The US-China trade war may be even worse

Many scholars, business leaders and politicians are worried about the outcome of the war as the United States is even harder on China in Hong Kong.

The first-phase trade agreement between the United States and China has not been signed yet, despite being introduced by US President Donald Trump since October. This has made businesses even more uncertain about the future.

The US is even tougher with China on the issue of Hong Kong – the city of great importance to Beijing. Hours before the New Economic Forum opened in China on Thursday, US lawmakers passed the Hong Kong Democratic and Human Rights bill. Accordingly, the United States will annually assess whether Hong Kong is autonomous enough to continue to enjoy trade and economic incentives. China has criticized the bill.

At a forum in China, former US Secretary of State Henry Kissinger said the two countries were “approaching the Cold War”. Unresolved conflicts could cause problems “worse than” World War I. Chinese Vice President Wang Qishan also called on the two countries to abandon the “Cold War mentality”.

Chinese President Xi Jinping yesterday said he wanted an agreement based on “equality and mutual respect”. However, even if this agreement is signed early, the meaning it may bring may not be great.
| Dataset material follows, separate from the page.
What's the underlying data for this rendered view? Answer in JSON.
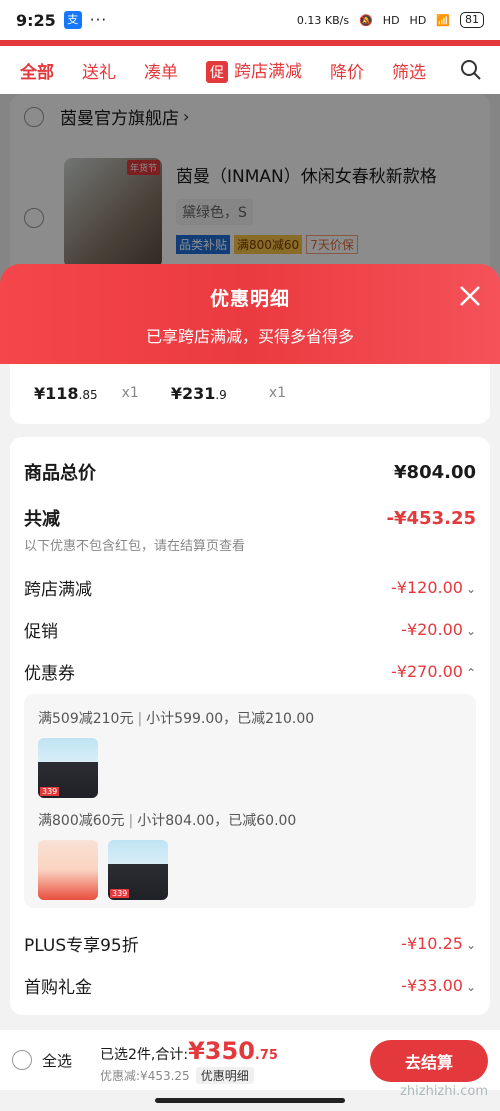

“When I look at the content of the agreement, it feels like we’re just climbing out of the hole we just dug,” Anja Manuel, an analyst at RiceHadleyGates, a consultancy, told CNN. Agreeing to lift import duties and restore purchases of agricultural products only solves “self-created” problems. Without significant progress, businesses will still reduce investment, dragging global growth.

And even if the U.S. and China agree on trade-related issues, some experts say there are still bigger issues to address, such as ensuring fair competition on public advances. Technology, such as 5G or artificial intelligence.

Hesitant and cautious is the atmosphere that enveloped the forum in Beijing this week. Many business leaders try not to appear to be defending or opposing either party. And some do not hesitate to criticize. Former US trade negotiator Charlene Barshefsky said that China has moved from “decades of opening and reform to mercantilism”, “massive subsidies, trade protection and infringement of intellectual property rights.” “.

Barshefsky also said that the relationship between the two leading economies in the world will still be challenging, whether or not the trade agreement. “Tension will still increase over time, as the United States and China increasingly confront each other,” she said.

This will make it difficult for thousands of businesses relying on the Chinese market to have billions of dollars in revenue. Foreign companies have been facing a lot of difficulties, as China has strongly supported Chinese businesses.